“We really tried very hard to resist this and to see if there were other alternatives to see how else the money could be cut,” Page said.
Jennifer Chang, an assistant professor of English, said cuts to adjunct faculty will also make full time instructors’ jobs more difficult because they will have to take on more classes and have less time to spend one on one with students.
Just this year, the creative writing program offered new courses for major and minor students, which Chang said administrators were “enthusiastic” about introducing. But next semester, she says there won’t be enough faculty members to cover those new courses.
“The core of creative writing pedagogy is mentorship and working close with creative writing students who want to write that thesis or have a career with a creative writing focus, and it will be hard to do with full-time creative writing faculty when they’re covering so many bases,” Chang said.
Other programs in the Columbian College have suffered as officials have tightened budgets across the University.
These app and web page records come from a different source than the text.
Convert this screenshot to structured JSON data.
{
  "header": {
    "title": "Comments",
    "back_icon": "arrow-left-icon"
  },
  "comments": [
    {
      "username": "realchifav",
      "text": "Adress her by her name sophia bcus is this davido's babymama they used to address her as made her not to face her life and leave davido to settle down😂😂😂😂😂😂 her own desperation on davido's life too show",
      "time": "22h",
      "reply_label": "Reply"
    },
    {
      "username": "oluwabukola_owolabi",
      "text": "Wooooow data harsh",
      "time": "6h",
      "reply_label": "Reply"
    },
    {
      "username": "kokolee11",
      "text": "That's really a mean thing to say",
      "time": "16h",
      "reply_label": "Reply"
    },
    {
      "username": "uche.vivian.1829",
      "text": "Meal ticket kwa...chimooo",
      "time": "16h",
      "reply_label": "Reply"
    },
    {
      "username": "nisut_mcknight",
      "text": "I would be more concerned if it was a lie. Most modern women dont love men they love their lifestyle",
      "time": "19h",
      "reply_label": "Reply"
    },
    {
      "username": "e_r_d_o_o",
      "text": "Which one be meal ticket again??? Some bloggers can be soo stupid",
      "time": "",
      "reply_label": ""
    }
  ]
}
Last semester, the chair of the math department said faculty numbers were being cut as adjunct faculty were replacing full-time faculty.
Page said adjunct professors of creative writing are “seasoned, established writers,” which gave students the opportunity to work alongside professional writers, and often inspired them to further pursue creative writing.
Hamburger, a novelist and freelance writer who has been an adjunct professor of creative writing at GW since 2013, said he has found teaching “tremendously rewarding.”
He said there are other areas officials should trim costs first, and use cutting jobs as a last resort.
“I think the University should try to marshal its resources to educate people and not to have as many buffets,” Hamburger said.
Lara Payne, a poet who has been an adjunct faculty member in the program for 10 years, said she was given plenty of notice for her job ending in January, but “there aren’t a lot of creative writing faculty positions floating around in the world.” She said she has always had to work as an adjunct professor because poetry doesn’t bring in enough money on its own.
She said the administration’s decision to cut the program calls to question the officials’ priorities for the arts. University President Steven Knapp has said in the past that he has prioritized arts education and opportunities, a claim some faculty have questioned after cuts to arts departments.
“Why is the University comfortable cutting this?” Payne said. “Creative writing may not lead to a lot of jobs itself, but it makes for more well-rounded students.”